I have packed ridiculous amounts of stuff, and it's clear immediately how little I actually need, but in the last of the late night packing and heartrending goodbyes, I was cramming everything I could into my bags, like I can carry a home on my back, like I can insulate myself from the unknown with dresses and hair product and (am I insane?) hard-cover books. So I'm standing at the top of three long flights of stairs at Grand Central Station with two overstuffed bags plus backpack, slowly churning through my options for getting all of me down those stairs.

It isn't ten seconds before a man offers to help, grabs the larger bag and hoists it down the stairs for me. He offers to carry both, but that would shame me too much. I hump it on my own, lagging behind. At the bottom, he asks if I'm okay before disappearing. This is when I realize I'm in the wrong place. This is the subway, and there's no way through to where the trains are.

Once again, I pause to think at the bottom of the stairs, and instantly another Good Samaritan appears, as though I've conjured him. Again, I insist on carrying one of the bags, and at the top of the stairs I'm winded and burning. "Better than the gym," says my rescuer, before vaporizing like the first. I almost expect a puff of smoke.

Two good souls lift my bags into place on the train, and now I'm feeling oppressed by all this stuff, plotting ways to literally lighten my load before the next piece of my journey. The men on the train joke about the dead bodies I must be carrying, the gold bullion. Maybe they know more than I do, maybe there is a corpse or two in there.

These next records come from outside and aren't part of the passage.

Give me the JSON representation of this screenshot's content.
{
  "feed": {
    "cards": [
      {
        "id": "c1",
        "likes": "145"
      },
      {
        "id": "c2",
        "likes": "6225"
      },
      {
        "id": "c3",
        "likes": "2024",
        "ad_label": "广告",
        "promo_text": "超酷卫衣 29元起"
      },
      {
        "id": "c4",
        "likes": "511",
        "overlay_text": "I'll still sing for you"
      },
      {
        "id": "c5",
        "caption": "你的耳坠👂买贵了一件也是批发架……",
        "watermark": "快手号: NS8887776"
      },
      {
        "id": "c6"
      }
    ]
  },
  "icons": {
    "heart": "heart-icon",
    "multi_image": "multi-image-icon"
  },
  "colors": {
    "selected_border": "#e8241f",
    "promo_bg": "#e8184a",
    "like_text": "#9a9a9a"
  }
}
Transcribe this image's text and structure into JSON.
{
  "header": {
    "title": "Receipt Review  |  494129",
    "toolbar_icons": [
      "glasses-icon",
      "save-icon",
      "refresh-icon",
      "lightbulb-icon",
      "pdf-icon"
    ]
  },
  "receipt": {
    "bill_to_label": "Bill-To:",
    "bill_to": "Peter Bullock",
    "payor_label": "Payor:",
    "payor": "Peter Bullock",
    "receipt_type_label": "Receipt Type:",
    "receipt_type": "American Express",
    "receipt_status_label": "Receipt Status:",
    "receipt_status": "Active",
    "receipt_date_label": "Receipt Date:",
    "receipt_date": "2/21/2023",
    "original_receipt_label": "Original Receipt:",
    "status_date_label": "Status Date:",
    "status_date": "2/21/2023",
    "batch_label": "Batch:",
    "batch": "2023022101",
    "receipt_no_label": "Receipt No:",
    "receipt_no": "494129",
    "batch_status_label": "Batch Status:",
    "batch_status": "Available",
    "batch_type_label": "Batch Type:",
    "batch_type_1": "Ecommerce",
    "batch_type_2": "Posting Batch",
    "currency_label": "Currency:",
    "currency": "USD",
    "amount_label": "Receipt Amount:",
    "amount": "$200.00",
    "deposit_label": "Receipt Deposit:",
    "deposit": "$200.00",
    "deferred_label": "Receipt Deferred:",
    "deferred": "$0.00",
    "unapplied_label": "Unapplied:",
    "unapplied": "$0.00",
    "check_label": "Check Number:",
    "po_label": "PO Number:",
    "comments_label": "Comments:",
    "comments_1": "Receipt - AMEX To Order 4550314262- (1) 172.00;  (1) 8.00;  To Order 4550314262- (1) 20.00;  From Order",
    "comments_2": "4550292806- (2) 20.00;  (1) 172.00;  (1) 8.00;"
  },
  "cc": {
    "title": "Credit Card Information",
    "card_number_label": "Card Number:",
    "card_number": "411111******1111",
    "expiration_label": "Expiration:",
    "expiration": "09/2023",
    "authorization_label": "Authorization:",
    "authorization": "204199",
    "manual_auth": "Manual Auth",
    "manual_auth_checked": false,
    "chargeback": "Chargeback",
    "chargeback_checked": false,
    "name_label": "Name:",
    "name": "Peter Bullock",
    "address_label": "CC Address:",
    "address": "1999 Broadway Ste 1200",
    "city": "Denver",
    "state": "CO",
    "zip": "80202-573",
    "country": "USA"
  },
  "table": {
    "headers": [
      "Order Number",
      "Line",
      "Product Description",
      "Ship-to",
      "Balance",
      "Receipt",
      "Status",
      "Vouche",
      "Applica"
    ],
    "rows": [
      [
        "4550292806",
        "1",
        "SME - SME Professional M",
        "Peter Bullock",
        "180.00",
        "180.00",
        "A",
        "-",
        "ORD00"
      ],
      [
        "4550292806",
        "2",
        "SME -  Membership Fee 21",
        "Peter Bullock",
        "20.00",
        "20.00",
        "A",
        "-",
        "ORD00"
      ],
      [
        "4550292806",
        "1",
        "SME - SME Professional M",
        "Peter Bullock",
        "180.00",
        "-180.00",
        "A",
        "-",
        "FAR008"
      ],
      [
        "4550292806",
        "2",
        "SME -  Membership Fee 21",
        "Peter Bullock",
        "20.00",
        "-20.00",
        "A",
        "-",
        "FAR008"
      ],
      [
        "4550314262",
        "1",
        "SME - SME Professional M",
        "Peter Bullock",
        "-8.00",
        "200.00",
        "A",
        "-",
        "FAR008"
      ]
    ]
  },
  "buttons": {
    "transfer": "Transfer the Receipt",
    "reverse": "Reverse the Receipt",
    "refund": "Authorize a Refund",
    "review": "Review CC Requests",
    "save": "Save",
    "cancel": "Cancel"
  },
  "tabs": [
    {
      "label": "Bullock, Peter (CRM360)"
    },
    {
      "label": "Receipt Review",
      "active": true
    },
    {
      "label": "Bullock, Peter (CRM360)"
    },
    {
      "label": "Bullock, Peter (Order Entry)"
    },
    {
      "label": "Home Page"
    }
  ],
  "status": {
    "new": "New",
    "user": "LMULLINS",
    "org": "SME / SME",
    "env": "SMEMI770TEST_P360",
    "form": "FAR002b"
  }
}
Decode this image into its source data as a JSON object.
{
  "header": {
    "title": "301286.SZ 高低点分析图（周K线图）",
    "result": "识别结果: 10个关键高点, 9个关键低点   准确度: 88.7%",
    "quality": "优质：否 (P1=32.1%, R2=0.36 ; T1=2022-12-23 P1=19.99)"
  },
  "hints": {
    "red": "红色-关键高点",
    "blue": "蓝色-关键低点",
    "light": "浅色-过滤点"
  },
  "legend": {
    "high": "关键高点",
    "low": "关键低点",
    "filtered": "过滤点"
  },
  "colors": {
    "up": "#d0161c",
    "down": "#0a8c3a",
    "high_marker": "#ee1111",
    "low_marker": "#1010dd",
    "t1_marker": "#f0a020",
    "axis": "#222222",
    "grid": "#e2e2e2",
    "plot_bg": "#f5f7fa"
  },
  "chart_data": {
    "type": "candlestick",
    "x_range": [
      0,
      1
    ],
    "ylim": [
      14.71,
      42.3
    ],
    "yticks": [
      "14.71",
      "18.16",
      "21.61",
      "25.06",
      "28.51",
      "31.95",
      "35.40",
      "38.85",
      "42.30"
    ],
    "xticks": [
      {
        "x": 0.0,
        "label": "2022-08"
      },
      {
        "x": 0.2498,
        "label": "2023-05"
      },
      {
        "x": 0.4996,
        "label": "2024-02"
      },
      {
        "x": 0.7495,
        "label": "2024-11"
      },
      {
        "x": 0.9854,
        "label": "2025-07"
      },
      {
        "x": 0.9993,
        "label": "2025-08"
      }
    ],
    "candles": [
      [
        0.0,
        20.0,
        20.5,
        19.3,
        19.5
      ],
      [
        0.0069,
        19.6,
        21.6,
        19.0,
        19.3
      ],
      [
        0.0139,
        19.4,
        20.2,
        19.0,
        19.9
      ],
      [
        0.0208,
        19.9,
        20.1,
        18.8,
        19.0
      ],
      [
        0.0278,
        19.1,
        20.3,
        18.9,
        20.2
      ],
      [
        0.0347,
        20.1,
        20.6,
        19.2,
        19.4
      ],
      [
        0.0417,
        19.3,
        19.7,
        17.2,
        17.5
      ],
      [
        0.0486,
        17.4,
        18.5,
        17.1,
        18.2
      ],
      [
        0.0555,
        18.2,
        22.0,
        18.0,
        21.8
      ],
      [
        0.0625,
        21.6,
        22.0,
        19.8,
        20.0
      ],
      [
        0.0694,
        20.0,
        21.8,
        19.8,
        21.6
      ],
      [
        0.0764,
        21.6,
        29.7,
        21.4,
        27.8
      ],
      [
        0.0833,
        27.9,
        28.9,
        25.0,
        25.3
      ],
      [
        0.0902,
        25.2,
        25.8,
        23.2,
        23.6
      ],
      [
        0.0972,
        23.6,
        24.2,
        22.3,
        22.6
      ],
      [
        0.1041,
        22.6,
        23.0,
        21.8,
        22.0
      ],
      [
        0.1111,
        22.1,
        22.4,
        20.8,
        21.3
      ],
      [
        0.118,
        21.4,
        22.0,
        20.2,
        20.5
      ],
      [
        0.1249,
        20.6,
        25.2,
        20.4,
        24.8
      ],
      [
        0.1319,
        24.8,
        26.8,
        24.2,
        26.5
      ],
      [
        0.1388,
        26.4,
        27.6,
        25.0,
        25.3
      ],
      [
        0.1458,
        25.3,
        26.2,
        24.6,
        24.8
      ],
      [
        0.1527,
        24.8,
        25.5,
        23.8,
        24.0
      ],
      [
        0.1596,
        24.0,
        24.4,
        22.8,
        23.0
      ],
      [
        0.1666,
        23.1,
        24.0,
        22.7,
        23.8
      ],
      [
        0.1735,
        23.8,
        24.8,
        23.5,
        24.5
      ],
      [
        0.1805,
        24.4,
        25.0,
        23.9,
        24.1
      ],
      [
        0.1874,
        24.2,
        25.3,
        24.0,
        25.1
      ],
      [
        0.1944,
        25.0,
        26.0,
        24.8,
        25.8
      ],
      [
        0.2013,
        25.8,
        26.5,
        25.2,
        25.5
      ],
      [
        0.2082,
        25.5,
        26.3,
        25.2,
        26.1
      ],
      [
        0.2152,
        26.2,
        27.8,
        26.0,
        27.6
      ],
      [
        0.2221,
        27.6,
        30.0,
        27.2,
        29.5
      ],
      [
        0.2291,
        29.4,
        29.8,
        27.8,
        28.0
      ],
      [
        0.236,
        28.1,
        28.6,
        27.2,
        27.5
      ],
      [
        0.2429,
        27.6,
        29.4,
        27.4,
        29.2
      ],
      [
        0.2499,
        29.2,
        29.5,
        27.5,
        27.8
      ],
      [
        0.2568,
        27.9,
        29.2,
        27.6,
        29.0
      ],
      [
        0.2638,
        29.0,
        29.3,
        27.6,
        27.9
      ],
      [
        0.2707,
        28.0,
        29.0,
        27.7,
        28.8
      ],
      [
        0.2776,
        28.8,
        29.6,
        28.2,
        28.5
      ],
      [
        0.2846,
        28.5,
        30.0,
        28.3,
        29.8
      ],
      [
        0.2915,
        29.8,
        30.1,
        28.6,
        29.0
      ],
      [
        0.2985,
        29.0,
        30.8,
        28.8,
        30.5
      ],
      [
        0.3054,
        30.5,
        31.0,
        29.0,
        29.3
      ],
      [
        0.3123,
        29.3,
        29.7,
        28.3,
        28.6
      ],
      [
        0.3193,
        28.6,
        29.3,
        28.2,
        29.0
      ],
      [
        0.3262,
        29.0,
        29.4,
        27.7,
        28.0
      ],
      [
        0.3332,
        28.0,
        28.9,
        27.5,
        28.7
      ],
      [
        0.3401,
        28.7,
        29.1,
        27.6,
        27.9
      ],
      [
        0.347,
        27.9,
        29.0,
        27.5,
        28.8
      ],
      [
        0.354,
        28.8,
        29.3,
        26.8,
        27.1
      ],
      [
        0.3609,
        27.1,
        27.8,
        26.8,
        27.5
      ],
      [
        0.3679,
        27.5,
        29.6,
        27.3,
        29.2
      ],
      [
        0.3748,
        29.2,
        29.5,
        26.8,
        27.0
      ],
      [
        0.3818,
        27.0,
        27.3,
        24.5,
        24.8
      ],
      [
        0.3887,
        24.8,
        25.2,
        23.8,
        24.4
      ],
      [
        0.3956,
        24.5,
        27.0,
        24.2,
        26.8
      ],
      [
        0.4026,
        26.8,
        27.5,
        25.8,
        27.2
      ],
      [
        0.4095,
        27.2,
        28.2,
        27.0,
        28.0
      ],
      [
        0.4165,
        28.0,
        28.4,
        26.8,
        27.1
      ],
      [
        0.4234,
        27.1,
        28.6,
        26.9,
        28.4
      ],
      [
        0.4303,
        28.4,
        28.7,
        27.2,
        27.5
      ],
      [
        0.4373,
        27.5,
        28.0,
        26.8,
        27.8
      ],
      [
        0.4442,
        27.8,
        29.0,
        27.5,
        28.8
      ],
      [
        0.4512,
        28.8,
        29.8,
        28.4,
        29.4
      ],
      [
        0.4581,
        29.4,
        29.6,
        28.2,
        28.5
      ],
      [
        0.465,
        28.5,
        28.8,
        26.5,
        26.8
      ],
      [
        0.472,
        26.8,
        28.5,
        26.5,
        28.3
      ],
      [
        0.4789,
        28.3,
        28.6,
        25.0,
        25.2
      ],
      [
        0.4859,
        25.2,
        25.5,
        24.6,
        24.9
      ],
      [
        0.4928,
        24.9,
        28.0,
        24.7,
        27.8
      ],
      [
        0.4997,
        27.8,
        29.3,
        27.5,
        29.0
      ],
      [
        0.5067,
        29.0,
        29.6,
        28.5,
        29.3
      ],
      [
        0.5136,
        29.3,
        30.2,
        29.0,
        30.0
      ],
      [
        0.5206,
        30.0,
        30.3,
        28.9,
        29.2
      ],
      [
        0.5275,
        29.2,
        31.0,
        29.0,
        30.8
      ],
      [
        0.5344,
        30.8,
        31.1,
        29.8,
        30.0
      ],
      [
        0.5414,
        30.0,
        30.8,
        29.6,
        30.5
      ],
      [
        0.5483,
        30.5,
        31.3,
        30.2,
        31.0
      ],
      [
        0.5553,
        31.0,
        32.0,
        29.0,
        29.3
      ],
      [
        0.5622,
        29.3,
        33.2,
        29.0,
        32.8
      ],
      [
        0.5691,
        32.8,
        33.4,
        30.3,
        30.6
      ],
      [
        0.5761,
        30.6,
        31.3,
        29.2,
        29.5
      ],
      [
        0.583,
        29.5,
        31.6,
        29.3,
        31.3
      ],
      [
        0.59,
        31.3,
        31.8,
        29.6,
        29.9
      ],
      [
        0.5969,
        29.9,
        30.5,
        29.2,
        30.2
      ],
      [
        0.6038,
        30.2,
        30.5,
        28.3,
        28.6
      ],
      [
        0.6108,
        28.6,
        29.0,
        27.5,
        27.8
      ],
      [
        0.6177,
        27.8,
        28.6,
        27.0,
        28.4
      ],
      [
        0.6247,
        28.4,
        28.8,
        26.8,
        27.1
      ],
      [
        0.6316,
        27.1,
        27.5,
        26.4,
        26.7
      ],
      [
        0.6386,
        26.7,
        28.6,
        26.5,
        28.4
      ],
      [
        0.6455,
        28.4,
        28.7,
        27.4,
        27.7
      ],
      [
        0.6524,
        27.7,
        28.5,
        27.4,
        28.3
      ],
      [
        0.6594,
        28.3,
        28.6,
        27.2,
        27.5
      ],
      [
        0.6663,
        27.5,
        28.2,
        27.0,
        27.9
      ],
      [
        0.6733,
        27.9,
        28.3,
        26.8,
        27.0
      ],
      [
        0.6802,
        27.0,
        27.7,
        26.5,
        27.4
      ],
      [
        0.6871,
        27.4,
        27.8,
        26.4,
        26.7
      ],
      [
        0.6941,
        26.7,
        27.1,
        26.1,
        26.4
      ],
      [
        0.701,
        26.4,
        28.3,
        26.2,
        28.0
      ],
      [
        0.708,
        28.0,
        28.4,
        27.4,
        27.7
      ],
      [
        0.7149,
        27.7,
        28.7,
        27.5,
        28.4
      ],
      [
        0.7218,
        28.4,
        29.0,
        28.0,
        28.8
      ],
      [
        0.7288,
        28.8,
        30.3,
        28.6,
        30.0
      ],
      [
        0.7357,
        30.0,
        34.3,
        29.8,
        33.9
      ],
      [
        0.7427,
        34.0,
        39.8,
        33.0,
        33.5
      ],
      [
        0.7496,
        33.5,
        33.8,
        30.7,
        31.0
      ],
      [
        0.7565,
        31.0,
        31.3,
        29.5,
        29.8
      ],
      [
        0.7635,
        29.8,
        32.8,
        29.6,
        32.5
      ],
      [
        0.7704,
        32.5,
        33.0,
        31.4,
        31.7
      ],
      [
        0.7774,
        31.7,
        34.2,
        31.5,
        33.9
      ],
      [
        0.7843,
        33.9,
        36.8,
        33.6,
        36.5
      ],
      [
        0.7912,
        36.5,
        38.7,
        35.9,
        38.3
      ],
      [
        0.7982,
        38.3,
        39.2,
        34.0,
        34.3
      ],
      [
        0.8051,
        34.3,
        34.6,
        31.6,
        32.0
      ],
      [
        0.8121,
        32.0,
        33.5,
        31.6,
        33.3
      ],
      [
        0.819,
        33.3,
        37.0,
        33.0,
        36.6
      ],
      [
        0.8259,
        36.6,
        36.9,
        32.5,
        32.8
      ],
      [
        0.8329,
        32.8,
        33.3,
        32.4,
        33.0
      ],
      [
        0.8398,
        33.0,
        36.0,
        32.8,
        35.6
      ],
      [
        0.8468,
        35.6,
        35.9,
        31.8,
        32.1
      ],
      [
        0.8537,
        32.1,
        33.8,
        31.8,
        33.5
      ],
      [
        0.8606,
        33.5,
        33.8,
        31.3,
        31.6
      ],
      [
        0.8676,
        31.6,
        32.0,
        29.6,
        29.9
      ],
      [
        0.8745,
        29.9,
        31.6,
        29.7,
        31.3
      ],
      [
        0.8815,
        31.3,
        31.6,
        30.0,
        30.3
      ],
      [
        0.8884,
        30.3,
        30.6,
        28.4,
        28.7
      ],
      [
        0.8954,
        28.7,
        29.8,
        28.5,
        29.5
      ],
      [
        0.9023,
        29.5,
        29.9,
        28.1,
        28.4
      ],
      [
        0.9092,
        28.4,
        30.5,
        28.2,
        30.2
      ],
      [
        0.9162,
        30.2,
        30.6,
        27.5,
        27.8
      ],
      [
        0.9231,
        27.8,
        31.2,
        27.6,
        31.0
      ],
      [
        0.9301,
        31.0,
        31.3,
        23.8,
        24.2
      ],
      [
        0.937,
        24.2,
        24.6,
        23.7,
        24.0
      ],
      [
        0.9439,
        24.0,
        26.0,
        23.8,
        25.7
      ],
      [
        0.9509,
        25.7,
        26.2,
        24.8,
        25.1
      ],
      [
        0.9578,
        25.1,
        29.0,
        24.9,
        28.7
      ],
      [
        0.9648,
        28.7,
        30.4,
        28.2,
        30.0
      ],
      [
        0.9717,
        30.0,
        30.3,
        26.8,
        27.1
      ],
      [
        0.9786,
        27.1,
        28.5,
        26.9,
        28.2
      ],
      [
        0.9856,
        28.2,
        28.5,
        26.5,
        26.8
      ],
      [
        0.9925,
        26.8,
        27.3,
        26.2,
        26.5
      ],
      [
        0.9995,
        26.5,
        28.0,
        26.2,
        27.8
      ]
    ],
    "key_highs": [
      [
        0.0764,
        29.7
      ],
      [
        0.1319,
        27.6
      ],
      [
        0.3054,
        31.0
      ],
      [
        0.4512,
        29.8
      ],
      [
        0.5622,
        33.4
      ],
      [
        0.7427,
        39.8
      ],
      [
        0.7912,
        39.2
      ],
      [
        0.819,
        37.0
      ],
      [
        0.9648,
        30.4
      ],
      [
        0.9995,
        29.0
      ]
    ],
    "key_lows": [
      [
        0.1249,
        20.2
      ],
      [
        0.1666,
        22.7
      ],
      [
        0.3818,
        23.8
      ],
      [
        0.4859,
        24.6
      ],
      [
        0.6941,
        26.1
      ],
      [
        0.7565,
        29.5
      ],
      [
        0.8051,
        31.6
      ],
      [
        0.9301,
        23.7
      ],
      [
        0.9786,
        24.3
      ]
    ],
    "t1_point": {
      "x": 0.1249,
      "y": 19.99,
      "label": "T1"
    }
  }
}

I have presumed too much on others, beginning back in San Francisco, and now my debt spans the country. I lived for nearly a year out of a single duffel bag when I was in my twenties. So I'm not in my twenties anymore. So my carapace is larger. But I am young enough and healthy and my ideas of what is necessary are in flux.

This is where the adventure begins: lumbering, ungraceful, indebted. But it has begun.